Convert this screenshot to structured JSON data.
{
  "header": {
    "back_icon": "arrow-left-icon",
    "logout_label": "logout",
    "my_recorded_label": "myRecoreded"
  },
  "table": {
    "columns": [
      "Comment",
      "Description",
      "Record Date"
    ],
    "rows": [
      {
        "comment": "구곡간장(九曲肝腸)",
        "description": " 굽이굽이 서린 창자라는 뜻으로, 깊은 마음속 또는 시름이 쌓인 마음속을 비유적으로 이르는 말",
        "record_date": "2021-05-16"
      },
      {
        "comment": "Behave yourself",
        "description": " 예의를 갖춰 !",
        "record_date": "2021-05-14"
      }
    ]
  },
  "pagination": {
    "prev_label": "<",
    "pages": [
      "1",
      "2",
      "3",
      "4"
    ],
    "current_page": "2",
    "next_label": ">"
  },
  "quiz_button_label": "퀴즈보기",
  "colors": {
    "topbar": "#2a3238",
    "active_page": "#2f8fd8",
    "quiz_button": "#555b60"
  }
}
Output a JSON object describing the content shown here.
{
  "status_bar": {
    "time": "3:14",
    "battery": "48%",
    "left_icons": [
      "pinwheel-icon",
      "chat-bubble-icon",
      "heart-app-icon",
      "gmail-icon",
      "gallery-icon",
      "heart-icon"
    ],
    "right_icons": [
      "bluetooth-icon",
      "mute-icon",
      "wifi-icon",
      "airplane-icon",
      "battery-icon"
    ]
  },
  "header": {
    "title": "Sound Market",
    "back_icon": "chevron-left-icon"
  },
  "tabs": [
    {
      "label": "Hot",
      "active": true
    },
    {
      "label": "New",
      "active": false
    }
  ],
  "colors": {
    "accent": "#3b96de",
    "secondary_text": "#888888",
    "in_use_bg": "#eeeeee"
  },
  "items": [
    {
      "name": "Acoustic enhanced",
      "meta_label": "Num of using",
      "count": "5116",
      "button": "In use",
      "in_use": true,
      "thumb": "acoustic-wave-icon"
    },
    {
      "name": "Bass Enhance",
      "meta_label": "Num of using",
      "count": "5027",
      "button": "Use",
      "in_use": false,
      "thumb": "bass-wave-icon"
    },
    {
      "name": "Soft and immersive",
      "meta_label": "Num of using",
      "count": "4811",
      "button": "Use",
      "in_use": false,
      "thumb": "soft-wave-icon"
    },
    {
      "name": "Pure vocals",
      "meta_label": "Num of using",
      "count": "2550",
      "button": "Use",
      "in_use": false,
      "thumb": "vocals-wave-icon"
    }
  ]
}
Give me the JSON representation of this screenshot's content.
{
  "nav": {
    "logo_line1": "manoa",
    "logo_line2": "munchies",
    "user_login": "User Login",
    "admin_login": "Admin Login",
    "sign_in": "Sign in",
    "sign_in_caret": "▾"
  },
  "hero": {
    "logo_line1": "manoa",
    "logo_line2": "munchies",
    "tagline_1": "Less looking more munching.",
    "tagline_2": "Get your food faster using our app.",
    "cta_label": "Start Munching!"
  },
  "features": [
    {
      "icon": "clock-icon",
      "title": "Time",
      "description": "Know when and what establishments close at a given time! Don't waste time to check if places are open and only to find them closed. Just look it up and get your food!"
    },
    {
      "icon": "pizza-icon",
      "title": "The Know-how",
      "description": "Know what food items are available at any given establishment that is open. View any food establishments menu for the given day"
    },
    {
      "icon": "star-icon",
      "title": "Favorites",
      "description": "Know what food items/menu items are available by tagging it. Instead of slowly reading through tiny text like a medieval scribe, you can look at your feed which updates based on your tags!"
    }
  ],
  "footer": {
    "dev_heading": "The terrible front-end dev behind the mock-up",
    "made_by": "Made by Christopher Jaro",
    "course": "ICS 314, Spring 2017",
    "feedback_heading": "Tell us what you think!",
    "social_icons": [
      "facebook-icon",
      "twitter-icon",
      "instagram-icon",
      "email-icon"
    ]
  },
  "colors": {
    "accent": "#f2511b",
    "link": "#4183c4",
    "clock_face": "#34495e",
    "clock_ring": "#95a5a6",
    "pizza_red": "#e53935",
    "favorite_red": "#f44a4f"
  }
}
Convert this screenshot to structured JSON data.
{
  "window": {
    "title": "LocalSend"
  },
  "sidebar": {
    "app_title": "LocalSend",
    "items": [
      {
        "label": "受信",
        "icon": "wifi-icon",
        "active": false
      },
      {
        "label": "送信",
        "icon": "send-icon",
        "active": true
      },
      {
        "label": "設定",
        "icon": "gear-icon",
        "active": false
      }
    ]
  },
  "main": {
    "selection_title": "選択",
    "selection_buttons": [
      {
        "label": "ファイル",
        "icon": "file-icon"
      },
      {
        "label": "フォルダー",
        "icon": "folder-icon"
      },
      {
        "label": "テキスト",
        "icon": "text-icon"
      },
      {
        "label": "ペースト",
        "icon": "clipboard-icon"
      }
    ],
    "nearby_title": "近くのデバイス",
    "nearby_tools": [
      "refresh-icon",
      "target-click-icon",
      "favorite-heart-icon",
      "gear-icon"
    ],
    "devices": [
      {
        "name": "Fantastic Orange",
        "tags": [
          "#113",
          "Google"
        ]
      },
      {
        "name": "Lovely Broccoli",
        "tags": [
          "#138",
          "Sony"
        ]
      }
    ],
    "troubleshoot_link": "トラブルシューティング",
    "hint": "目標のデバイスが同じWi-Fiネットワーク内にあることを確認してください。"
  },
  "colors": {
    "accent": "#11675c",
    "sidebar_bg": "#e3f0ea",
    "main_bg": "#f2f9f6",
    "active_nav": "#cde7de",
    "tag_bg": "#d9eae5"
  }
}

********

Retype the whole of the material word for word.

▶ [WORKED SOLUTION]:
Convert this screenshot to structured JSON data.
{
  "header": {
    "back_icon": "arrow-left-icon",
    "logout_label": "logout",
    "my_recorded_label": "myRecoreded"
  },
  "table": {
    "columns": [
      "Comment",
      "Description",
      "Record Date"
    ],
    "rows": [
      {
        "comment": "구곡간장(九曲肝腸)",
        "description": " 굽이굽이 서린 창자라는 뜻으로, 깊은 마음속 또는 시름이 쌓인 마음속을 비유적으로 이르는 말",
        "record_date": "2021-05-16"
      },
      {
        "comment": "Behave yourself",
        "description": " 예의를 갖춰 !",
        "record_date": "2021-05-14"
      }
    ]
  },
  "pagination": {
    "prev_label": "<",
    "pages": [
      "1",
      "2",
      "3",
      "4"
    ],
    "current_page": "2",
    "next_label": ">"
  },
  "quiz_button_label": "퀴즈보기",
  "colors": {
    "topbar": "#2a3238",
    "active_page": "#2f8fd8",
    "quiz_button": "#555b60"
  }
}
Output a JSON object describing the content shown here.
{
  "status_bar": {
    "time": "3:14",
    "battery": "48%",
    "left_icons": [
      "pinwheel-icon",
      "chat-bubble-icon",
      "heart-app-icon",
      "gmail-icon",
      "gallery-icon",
      "heart-icon"
    ],
    "right_icons": [
      "bluetooth-icon",
      "mute-icon",
      "wifi-icon",
      "airplane-icon",
      "battery-icon"
    ]
  },
  "header": {
    "title": "Sound Market",
    "back_icon": "chevron-left-icon"
  },
  "tabs": [
    {
      "label": "Hot",
      "active": true
    },
    {
      "label": "New",
      "active": false
    }
  ],
  "colors": {
    "accent": "#3b96de",
    "secondary_text": "#888888",
    "in_use_bg": "#eeeeee"
  },
  "items": [
    {
      "name": "Acoustic enhanced",
      "meta_label": "Num of using",
      "count": "5116",
      "button": "In use",
      "in_use": true,
      "thumb": "acoustic-wave-icon"
    },
    {
      "name": "Bass Enhance",
      "meta_label": "Num of using",
      "count": "5027",
      "button": "Use",
      "in_use": false,
      "thumb": "bass-wave-icon"
    },
    {
      "name": "Soft and immersive",
      "meta_label": "Num of using",
      "count": "4811",
      "button": "Use",
      "in_use": false,
      "thumb": "soft-wave-icon"
    },
    {
      "name": "Pure vocals",
      "meta_label": "Num of using",
      "count": "2550",
      "button": "Use",
      "in_use": false,
      "thumb": "vocals-wave-icon"
    }
  ]
}
Give me the JSON representation of this screenshot's content.
{
  "nav": {
    "logo_line1": "manoa",
    "logo_line2": "munchies",
    "user_login": "User Login",
    "admin_login": "Admin Login",
    "sign_in": "Sign in",
    "sign_in_caret": "▾"
  },
  "hero": {
    "logo_line1": "manoa",
    "logo_line2": "munchies",
    "tagline_1": "Less looking more munching.",
    "tagline_2": "Get your food faster using our app.",
    "cta_label": "Start Munching!"
  },
  "features": [
    {
      "icon": "clock-icon",
      "title": "Time",
      "description": "Know when and what establishments close at a given time! Don't waste time to check if places are open and only to find them closed. Just look it up and get your food!"
    },
    {
      "icon": "pizza-icon",
      "title": "The Know-how",
      "description": "Know what food items are available at any given establishment that is open. View any food establishments menu for the given day"
    },
    {
      "icon": "star-icon",
      "title": "Favorites",
      "description": "Know what food items/menu items are available by tagging it. Instead of slowly reading through tiny text like a medieval scribe, you can look at your feed which updates based on your tags!"
    }
  ],
  "footer": {
    "dev_heading": "The terrible front-end dev behind the mock-up",
    "made_by": "Made by Christopher Jaro",
    "course": "ICS 314, Spring 2017",
    "feedback_heading": "Tell us what you think!",
    "social_icons": [
      "facebook-icon",
      "twitter-icon",
      "instagram-icon",
      "email-icon"
    ]
  },
  "colors": {
    "accent": "#f2511b",
    "link": "#4183c4",
    "clock_face": "#34495e",
    "clock_ring": "#95a5a6",
    "pizza_red": "#e53935",
    "favorite_red": "#f44a4f"
  }
}
Convert this screenshot to structured JSON data.
{
  "window": {
    "title": "LocalSend"
  },
  "sidebar": {
    "app_title": "LocalSend",
    "items": [
      {
        "label": "受信",
        "icon": "wifi-icon",
        "active": false
      },
      {
        "label": "送信",
        "icon": "send-icon",
        "active": true
      },
      {
        "label": "設定",
        "icon": "gear-icon",
        "active": false
      }
    ]
  },
  "main": {
    "selection_title": "選択",
    "selection_buttons": [
      {
        "label": "ファイル",
        "icon": "file-icon"
      },
      {
        "label": "フォルダー",
        "icon": "folder-icon"
      },
      {
        "label": "テキスト",
        "icon": "text-icon"
      },
      {
        "label": "ペースト",
        "icon": "clipboard-icon"
      }
    ],
    "nearby_title": "近くのデバイス",
    "nearby_tools": [
      "refresh-icon",
      "target-click-icon",
      "favorite-heart-icon",
      "gear-icon"
    ],
    "devices": [
      {
        "name": "Fantastic Orange",
        "tags": [
          "#113",
          "Google"
        ]
      },
      {
        "name": "Lovely Broccoli",
        "tags": [
          "#138",
          "Sony"
        ]
      }
    ],
    "troubleshoot_link": "トラブルシューティング",
    "hint": "目標のデバイスが同じWi-Fiネットワーク内にあることを確認してください。"
  },
  "colors": {
    "accent": "#11675c",
    "sidebar_bg": "#e3f0ea",
    "main_bg": "#f2f9f6",
    "active_nav": "#cde7de",
    "tag_bg": "#d9eae5"
  }
}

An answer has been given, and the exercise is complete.